The true Minx replacement was the Isuzu Bellett. Introduced in June 1963, the Bellett was actually slightly smaller than the Minx, and the styling was much more low-slung. The Bellett was available in "Standard", "DeLuxe" and "Sport" variants, with both 2- and 4-door bodies and came with a 1471  cc petrol motor or an 1800  cc diesel. At the same time Isuzu released the Bellett Express estate with 1300 cc and 1500 cc engines. The Bellett Express, while looking completely different from the Hillman Express, had similar features like two doors, a side hinged tailgate, and sliding rear passenger windows. Isuzu did not drop the Minx as soon as the Bellett was introduced; they continued to produce it until June 1964.[14]

ReferencesEdit

  1. ^ Shimokawa, Koichi (1994), The Japanese Automobile Industry: A Business History, London: The Athlone Press, pp. 130–132, ISBN 0485112701
  2. ^ [1], Isuzu Factory website.
  3. ^ a b Genther, Phyllis Ann (1990), A history of Japan's government-business relationship: the passenger car industry, Center for Japanese Studies, University of Michigan, pp. 80–81, ISBN 9780939512409
  4. ^ Madeley, C. (2001), Hunter, J. E.; Sugiyama, S. (eds.), "A Case Study of Anglo-Japanese Cooperation in the Motor Vehicle Industry: Ishikawajima, Wolseley, Isuzu and Rootes", The History of Anglo-Japanese Relations 1600-2000, Hampshire, UK: MacMillan, 4: Economic and Business Relations, pp. 237–238
  5. ^ Genther, page 80
  6. ^ Madeley, p. 239
  7. ^ Japan Built Automobiles: Japan Machinery Floating Fair, Tokyo, Japan: Motor Trade Association of Japan, 1957, p. 10
  8. ^ いすゞメモリアル 1953→2003 [Isuzu Memorial] (in Japanese), Tokyo, Japan: Yaesu (八重洲出版), October 2008, p. 68, ISBN 978-4-86144-112-7
  9. ^ Madeley, p. 240
  10. ^ Madeley, p. 241

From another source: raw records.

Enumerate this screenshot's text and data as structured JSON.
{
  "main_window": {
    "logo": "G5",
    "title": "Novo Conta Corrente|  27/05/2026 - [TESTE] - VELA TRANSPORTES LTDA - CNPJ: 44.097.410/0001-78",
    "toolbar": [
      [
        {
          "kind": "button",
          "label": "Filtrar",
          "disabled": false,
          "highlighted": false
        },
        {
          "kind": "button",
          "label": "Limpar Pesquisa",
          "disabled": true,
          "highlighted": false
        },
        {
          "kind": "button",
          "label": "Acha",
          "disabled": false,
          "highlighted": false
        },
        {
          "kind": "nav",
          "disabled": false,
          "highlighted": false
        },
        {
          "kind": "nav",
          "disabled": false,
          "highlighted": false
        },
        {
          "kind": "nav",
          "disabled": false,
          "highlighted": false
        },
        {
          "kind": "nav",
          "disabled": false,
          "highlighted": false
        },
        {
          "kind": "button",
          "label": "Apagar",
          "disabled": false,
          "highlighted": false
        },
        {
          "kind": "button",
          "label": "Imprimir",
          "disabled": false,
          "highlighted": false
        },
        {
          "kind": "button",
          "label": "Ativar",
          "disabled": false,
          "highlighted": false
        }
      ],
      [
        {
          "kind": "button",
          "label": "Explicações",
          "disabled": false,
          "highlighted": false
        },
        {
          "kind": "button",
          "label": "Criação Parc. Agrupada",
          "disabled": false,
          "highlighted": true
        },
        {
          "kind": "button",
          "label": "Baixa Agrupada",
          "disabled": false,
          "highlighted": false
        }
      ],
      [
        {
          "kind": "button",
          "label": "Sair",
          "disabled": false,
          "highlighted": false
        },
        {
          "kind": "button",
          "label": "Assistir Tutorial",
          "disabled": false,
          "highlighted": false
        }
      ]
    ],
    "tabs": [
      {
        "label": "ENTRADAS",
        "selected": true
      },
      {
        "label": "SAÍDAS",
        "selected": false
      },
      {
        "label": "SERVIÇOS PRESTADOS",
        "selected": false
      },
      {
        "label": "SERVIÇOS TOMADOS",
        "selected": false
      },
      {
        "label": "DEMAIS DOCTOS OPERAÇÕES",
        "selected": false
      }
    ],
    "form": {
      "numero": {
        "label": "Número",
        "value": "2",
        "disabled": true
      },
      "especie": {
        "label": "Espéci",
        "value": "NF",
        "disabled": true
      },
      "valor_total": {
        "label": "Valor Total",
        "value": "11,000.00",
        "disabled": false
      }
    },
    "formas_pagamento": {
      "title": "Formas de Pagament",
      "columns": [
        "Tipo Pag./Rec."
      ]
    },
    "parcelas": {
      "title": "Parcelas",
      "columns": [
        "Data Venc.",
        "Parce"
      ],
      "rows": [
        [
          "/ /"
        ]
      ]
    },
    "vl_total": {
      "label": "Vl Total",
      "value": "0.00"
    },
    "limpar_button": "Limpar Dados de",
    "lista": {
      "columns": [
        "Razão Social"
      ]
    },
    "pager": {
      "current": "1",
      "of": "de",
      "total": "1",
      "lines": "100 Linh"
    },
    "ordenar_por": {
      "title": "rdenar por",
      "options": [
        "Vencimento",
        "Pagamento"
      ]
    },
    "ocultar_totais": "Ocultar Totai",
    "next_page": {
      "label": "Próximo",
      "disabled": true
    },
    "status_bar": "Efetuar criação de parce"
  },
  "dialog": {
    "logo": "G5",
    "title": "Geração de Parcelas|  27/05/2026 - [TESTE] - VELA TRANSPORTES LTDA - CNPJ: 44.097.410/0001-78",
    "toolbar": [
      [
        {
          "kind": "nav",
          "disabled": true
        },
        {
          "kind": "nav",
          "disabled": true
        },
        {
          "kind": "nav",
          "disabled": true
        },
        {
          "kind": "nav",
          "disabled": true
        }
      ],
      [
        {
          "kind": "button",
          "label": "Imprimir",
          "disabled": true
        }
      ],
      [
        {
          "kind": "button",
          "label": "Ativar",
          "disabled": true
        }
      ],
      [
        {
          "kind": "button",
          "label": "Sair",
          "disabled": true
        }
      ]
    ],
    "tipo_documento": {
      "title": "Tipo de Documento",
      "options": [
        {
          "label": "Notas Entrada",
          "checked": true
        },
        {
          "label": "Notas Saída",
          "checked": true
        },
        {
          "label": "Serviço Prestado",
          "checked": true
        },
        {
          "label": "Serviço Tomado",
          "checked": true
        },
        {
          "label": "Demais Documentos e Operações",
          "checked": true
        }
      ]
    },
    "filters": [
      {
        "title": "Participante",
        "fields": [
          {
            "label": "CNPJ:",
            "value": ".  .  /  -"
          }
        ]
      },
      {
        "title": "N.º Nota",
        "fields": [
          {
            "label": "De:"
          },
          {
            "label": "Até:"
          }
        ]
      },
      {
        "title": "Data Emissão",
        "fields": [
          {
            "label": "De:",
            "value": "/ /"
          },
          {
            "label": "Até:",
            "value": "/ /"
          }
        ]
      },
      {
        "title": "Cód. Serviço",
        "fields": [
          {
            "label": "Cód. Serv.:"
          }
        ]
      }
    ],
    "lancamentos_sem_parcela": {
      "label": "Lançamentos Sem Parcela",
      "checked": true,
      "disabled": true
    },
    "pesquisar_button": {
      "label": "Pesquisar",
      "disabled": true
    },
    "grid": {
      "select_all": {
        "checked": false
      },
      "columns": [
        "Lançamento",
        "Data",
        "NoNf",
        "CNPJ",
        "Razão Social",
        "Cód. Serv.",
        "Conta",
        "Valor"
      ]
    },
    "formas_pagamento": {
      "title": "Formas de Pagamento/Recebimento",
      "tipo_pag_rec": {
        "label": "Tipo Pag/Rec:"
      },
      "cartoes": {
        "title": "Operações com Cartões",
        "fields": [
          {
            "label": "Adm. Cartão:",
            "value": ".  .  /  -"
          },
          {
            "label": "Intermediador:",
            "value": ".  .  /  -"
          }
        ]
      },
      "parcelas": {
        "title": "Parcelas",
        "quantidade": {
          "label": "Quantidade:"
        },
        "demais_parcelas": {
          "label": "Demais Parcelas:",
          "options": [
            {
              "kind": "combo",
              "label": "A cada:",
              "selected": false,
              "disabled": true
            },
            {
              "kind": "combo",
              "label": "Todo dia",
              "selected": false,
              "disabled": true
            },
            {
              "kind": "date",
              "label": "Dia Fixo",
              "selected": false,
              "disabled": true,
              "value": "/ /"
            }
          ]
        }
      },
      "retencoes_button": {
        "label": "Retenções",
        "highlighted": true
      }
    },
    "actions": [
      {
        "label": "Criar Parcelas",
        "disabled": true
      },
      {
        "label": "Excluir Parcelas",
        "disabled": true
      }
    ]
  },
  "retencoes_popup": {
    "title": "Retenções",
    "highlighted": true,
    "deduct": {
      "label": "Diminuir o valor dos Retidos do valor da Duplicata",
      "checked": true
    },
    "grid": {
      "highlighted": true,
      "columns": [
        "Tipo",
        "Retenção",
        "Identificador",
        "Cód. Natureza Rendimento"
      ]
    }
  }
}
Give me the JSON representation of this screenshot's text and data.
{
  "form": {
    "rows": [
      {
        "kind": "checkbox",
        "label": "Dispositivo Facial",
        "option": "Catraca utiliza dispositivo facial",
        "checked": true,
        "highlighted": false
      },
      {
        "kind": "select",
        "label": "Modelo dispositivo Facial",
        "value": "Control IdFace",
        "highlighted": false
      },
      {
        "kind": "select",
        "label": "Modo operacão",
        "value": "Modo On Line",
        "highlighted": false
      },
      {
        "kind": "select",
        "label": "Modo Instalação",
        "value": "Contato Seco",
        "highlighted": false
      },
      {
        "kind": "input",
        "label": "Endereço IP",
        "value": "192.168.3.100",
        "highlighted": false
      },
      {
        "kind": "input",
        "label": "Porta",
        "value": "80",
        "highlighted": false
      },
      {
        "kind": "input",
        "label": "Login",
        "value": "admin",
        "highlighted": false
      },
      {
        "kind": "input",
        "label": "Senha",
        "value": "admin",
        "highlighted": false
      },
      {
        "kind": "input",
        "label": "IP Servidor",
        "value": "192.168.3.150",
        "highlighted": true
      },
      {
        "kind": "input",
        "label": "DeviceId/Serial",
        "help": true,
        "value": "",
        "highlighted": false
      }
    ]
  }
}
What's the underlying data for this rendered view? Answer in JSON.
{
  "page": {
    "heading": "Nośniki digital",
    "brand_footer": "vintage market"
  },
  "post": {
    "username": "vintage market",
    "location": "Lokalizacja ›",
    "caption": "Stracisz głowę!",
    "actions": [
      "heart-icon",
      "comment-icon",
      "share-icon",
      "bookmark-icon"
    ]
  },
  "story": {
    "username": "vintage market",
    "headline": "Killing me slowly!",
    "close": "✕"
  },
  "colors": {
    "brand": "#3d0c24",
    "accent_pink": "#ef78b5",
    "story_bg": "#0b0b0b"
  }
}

  11. ^ Madeley, p. 243
  12. ^ Isuzu Hillman Minx factory brochure for 1960
  13. ^ Isuzu Hillman Minx Factory brochure for 1962
  14. ^ Isuzu Memorial, p. 69